## Exercise brief
All lines holding the word "time" in the listing below need to be copied.

▼

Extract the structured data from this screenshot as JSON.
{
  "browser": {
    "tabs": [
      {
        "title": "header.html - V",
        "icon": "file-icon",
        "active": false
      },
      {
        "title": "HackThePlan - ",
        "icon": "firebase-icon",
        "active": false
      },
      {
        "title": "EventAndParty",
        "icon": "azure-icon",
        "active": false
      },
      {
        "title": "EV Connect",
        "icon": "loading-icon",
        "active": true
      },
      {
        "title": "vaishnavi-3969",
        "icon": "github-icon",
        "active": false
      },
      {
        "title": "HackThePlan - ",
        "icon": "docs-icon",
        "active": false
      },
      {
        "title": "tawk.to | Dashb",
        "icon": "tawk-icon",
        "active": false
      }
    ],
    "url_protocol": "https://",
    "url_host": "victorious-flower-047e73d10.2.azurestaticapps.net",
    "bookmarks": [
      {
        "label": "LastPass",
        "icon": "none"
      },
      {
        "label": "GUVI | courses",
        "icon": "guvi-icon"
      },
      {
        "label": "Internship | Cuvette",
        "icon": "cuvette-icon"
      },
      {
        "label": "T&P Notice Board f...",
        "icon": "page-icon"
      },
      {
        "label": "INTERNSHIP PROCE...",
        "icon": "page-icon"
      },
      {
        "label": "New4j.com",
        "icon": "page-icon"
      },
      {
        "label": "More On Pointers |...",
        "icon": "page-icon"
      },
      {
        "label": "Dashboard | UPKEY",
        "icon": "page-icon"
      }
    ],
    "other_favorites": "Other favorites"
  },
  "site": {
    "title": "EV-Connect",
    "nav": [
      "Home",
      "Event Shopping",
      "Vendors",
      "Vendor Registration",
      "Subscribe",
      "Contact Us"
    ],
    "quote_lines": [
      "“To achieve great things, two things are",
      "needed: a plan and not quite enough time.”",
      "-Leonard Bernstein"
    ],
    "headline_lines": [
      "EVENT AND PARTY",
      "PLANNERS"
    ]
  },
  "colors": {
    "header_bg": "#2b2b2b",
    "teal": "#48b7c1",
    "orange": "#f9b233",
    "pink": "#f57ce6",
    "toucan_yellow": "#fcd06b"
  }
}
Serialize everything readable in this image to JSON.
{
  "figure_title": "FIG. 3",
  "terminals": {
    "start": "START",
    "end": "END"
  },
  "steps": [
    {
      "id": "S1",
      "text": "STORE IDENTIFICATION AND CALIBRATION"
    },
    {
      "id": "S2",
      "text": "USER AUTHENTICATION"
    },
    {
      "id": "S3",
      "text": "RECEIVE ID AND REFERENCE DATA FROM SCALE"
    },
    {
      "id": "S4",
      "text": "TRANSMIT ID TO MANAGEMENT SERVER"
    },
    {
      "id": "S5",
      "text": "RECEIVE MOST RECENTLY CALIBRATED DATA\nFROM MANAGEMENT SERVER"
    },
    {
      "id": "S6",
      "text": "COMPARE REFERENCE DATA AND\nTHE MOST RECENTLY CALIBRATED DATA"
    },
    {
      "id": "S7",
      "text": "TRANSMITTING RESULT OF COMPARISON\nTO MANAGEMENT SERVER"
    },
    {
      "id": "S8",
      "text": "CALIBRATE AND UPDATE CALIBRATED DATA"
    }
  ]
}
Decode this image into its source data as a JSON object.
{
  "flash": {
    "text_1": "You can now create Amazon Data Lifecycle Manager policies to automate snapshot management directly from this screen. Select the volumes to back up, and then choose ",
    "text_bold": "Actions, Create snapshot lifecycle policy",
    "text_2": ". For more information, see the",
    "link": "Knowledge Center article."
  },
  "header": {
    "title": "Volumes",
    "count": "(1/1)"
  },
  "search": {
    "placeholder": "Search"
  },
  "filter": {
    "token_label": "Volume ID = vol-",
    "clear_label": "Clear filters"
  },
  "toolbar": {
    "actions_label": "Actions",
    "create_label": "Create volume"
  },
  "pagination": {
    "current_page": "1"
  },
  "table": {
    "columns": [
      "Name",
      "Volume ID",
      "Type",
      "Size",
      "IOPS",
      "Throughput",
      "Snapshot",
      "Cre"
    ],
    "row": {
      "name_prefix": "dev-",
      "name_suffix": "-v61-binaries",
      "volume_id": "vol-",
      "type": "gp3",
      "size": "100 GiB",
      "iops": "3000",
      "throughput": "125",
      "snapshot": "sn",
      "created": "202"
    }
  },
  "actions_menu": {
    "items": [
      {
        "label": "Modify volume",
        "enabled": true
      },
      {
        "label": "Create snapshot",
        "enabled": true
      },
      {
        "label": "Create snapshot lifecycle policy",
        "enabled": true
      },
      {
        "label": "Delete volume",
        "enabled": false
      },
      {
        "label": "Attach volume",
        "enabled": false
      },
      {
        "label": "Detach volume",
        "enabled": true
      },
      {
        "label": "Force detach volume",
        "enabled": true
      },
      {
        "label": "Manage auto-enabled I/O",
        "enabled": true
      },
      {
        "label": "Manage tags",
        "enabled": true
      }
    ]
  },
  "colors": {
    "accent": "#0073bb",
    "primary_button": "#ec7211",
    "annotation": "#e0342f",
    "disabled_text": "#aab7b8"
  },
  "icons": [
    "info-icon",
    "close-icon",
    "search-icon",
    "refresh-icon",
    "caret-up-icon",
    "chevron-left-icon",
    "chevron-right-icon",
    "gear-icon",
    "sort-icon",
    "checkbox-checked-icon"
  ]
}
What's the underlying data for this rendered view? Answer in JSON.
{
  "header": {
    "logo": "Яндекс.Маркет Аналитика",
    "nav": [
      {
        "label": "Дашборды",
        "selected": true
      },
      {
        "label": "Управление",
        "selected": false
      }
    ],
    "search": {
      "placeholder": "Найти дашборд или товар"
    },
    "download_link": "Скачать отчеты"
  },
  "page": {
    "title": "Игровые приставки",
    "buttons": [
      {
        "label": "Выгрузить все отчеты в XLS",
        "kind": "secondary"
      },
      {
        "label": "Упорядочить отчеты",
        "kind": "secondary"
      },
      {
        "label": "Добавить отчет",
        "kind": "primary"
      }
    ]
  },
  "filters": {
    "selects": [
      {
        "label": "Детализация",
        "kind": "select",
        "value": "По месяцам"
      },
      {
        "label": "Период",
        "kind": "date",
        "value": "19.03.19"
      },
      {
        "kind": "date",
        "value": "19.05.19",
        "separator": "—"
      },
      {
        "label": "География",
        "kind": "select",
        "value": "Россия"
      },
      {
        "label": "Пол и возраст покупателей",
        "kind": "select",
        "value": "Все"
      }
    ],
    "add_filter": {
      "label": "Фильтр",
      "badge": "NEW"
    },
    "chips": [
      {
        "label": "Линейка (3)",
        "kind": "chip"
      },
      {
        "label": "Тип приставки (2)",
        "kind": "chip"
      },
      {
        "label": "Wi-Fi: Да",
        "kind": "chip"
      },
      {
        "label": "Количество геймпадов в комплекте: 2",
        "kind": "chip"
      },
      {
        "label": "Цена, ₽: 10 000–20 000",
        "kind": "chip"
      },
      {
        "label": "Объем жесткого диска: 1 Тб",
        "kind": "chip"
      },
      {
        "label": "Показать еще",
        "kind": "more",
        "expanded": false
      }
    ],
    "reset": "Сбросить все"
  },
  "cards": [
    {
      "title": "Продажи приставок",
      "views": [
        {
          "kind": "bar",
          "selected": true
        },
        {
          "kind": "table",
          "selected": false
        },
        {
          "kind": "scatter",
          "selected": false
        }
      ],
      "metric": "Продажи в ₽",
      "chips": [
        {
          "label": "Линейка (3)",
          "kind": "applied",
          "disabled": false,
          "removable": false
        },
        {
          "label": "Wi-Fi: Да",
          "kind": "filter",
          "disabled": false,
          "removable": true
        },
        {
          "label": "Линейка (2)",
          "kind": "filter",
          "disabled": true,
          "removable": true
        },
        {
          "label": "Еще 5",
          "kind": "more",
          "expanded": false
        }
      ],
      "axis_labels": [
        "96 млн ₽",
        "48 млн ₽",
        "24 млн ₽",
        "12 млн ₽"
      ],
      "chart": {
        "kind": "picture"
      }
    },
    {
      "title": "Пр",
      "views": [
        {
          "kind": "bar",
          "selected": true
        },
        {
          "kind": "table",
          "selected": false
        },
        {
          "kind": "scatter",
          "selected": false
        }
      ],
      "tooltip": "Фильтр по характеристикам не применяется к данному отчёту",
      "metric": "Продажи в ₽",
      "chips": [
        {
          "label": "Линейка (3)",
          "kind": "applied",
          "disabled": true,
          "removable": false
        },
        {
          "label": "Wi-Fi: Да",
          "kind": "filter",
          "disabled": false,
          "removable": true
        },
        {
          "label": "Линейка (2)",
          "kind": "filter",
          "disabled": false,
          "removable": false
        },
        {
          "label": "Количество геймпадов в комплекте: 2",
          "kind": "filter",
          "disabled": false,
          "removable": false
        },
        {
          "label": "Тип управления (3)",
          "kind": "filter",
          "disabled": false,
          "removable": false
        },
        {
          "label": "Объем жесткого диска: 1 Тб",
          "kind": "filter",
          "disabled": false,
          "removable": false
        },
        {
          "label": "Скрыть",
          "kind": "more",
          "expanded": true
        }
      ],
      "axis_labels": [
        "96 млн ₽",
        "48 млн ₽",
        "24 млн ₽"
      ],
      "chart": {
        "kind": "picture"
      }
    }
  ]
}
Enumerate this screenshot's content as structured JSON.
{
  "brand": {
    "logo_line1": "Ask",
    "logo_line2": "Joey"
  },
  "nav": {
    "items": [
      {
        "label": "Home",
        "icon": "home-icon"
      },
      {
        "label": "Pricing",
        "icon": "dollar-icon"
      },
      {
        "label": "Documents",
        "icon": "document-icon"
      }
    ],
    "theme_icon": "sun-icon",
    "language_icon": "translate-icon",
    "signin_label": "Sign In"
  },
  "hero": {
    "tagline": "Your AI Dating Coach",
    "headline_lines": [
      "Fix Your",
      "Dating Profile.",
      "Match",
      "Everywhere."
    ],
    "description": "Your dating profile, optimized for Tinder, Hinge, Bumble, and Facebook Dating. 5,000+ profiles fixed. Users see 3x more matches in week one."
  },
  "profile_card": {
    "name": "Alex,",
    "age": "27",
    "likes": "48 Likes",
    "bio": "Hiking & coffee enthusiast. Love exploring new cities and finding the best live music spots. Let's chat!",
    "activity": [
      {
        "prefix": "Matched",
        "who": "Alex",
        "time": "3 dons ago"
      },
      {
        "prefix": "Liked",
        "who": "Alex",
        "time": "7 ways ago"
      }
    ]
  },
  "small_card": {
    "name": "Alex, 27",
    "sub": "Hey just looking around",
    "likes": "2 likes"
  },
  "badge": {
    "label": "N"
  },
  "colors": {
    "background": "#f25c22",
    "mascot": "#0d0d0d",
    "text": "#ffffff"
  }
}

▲

## Task answer
      "needed: a plan and not quite enough time.”",
        "time": "3 dons ago"
        "time": "7 ways ago"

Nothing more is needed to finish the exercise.